═════ Provided entries

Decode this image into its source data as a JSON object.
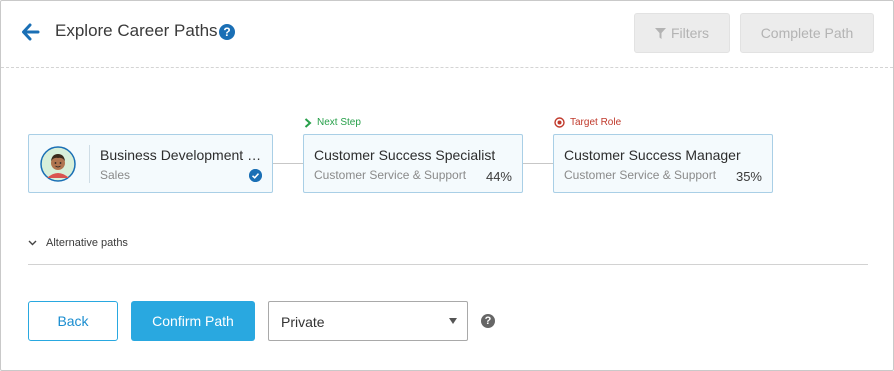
{
  "header": {
    "title": "Explore Career Paths",
    "help_glyph": "?",
    "filters_label": "Filters",
    "complete_label": "Complete Path"
  },
  "path": {
    "current": {
      "title": "Business Development R...",
      "subtitle": "Sales",
      "status_icon": "check-circle-icon"
    },
    "next": {
      "tag": "Next Step",
      "title": "Customer Success Specialist",
      "subtitle": "Customer Service & Support",
      "match": "44%"
    },
    "target": {
      "tag": "Target Role",
      "title": "Customer Success Manager",
      "subtitle": "Customer Service & Support",
      "match": "35%"
    }
  },
  "alternatives": {
    "label": "Alternative paths"
  },
  "footer": {
    "back_label": "Back",
    "confirm_label": "Confirm Path",
    "visibility_value": "Private",
    "help_glyph": "?"
  },
  "colors": {
    "accent": "#29a8e0",
    "primary_icon": "#1a6fb5",
    "next_step": "#27a04a",
    "target_role": "#c0392b",
    "card_border": "#a9cfe6"
  }
}
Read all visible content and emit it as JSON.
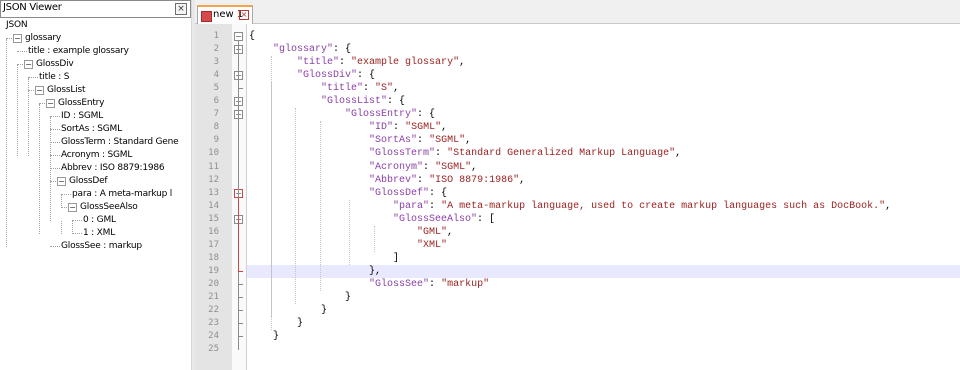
{
  "viewer": {
    "title": "JSON Viewer",
    "close_glyph": "×",
    "tree": [
      {
        "label": "JSON",
        "expander": ""
      },
      {
        "label": "glossary",
        "expander": "−"
      },
      {
        "label": "title : example glossary",
        "expander": ""
      },
      {
        "label": "GlossDiv",
        "expander": "−"
      },
      {
        "label": "title : S",
        "expander": ""
      },
      {
        "label": "GlossList",
        "expander": "−"
      },
      {
        "label": "GlossEntry",
        "expander": "−"
      },
      {
        "label": "ID : SGML",
        "expander": ""
      },
      {
        "label": "SortAs : SGML",
        "expander": ""
      },
      {
        "label": "GlossTerm : Standard Gene",
        "expander": ""
      },
      {
        "label": "Acronym : SGML",
        "expander": ""
      },
      {
        "label": "Abbrev : ISO 8879:1986",
        "expander": ""
      },
      {
        "label": "GlossDef",
        "expander": "−"
      },
      {
        "label": "para : A meta-markup l",
        "expander": ""
      },
      {
        "label": "GlossSeeAlso",
        "expander": "−"
      },
      {
        "label": "0 : GML",
        "expander": ""
      },
      {
        "label": "1 : XML",
        "expander": ""
      },
      {
        "label": "GlossSee : markup",
        "expander": ""
      }
    ]
  },
  "editor": {
    "tab_label": "new 1",
    "tab_close_glyph": "×",
    "tab_unsaved_color": "#d54b4b",
    "highlighted_line": 19,
    "code_lines": [
      [
        {
          "t": "{",
          "c": "p"
        }
      ],
      [
        {
          "t": "    ",
          "c": "p"
        },
        {
          "t": "\"glossary\"",
          "c": "k"
        },
        {
          "t": ": {",
          "c": "p"
        }
      ],
      [
        {
          "t": "        ",
          "c": "p"
        },
        {
          "t": "\"title\"",
          "c": "k"
        },
        {
          "t": ": ",
          "c": "p"
        },
        {
          "t": "\"example glossary\"",
          "c": "s"
        },
        {
          "t": ",",
          "c": "p"
        }
      ],
      [
        {
          "t": "        ",
          "c": "p"
        },
        {
          "t": "\"GlossDiv\"",
          "c": "k"
        },
        {
          "t": ": {",
          "c": "p"
        }
      ],
      [
        {
          "t": "            ",
          "c": "p"
        },
        {
          "t": "\"title\"",
          "c": "k"
        },
        {
          "t": ": ",
          "c": "p"
        },
        {
          "t": "\"S\"",
          "c": "s"
        },
        {
          "t": ",",
          "c": "p"
        }
      ],
      [
        {
          "t": "            ",
          "c": "p"
        },
        {
          "t": "\"GlossList\"",
          "c": "k"
        },
        {
          "t": ": {",
          "c": "p"
        }
      ],
      [
        {
          "t": "                ",
          "c": "p"
        },
        {
          "t": "\"GlossEntry\"",
          "c": "k"
        },
        {
          "t": ": {",
          "c": "p"
        }
      ],
      [
        {
          "t": "                    ",
          "c": "p"
        },
        {
          "t": "\"ID\"",
          "c": "k"
        },
        {
          "t": ": ",
          "c": "p"
        },
        {
          "t": "\"SGML\"",
          "c": "s"
        },
        {
          "t": ",",
          "c": "p"
        }
      ],
      [
        {
          "t": "                    ",
          "c": "p"
        },
        {
          "t": "\"SortAs\"",
          "c": "k"
        },
        {
          "t": ": ",
          "c": "p"
        },
        {
          "t": "\"SGML\"",
          "c": "s"
        },
        {
          "t": ",",
          "c": "p"
        }
      ],
      [
        {
          "t": "                    ",
          "c": "p"
        },
        {
          "t": "\"GlossTerm\"",
          "c": "k"
        },
        {
          "t": ": ",
          "c": "p"
        },
        {
          "t": "\"Standard Generalized Markup Language\"",
          "c": "s"
        },
        {
          "t": ",",
          "c": "p"
        }
      ],
      [
        {
          "t": "                    ",
          "c": "p"
        },
        {
          "t": "\"Acronym\"",
          "c": "k"
        },
        {
          "t": ": ",
          "c": "p"
        },
        {
          "t": "\"SGML\"",
          "c": "s"
        },
        {
          "t": ",",
          "c": "p"
        }
      ],
      [
        {
          "t": "                    ",
          "c": "p"
        },
        {
          "t": "\"Abbrev\"",
          "c": "k"
        },
        {
          "t": ": ",
          "c": "p"
        },
        {
          "t": "\"ISO 8879:1986\"",
          "c": "s"
        },
        {
          "t": ",",
          "c": "p"
        }
      ],
      [
        {
          "t": "                    ",
          "c": "p"
        },
        {
          "t": "\"GlossDef\"",
          "c": "k"
        },
        {
          "t": ": {",
          "c": "p"
        }
      ],
      [
        {
          "t": "                        ",
          "c": "p"
        },
        {
          "t": "\"para\"",
          "c": "k"
        },
        {
          "t": ": ",
          "c": "p"
        },
        {
          "t": "\"A meta-markup language, used to create markup languages such as DocBook.\"",
          "c": "s"
        },
        {
          "t": ",",
          "c": "p"
        }
      ],
      [
        {
          "t": "                        ",
          "c": "p"
        },
        {
          "t": "\"GlossSeeAlso\"",
          "c": "k"
        },
        {
          "t": ": [",
          "c": "p"
        }
      ],
      [
        {
          "t": "                            ",
          "c": "p"
        },
        {
          "t": "\"GML\"",
          "c": "s"
        },
        {
          "t": ",",
          "c": "p"
        }
      ],
      [
        {
          "t": "                            ",
          "c": "p"
        },
        {
          "t": "\"XML\"",
          "c": "s"
        }
      ],
      [
        {
          "t": "                        ]",
          "c": "p"
        }
      ],
      [
        {
          "t": "                    },",
          "c": "p"
        }
      ],
      [
        {
          "t": "                    ",
          "c": "p"
        },
        {
          "t": "\"GlossSee\"",
          "c": "k"
        },
        {
          "t": ": ",
          "c": "p"
        },
        {
          "t": "\"markup\"",
          "c": "s"
        }
      ],
      [
        {
          "t": "                }",
          "c": "p"
        }
      ],
      [
        {
          "t": "            }",
          "c": "p"
        }
      ],
      [
        {
          "t": "        }",
          "c": "p"
        }
      ],
      [
        {
          "t": "    }",
          "c": "p"
        }
      ],
      [
        {
          "t": "",
          "c": "p"
        }
      ]
    ]
  },
  "colors": {
    "key": "#8b3fa8",
    "string": "#9c2222",
    "line_highlight": "#e8e8ff",
    "fold_active": "#d34545"
  }
}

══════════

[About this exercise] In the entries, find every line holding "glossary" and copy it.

[Exercise solution]
        "label": "glossary",
        "label": "title : example glossary",
          "t": "\"glossary\"",
          "t": "\"example glossary\"",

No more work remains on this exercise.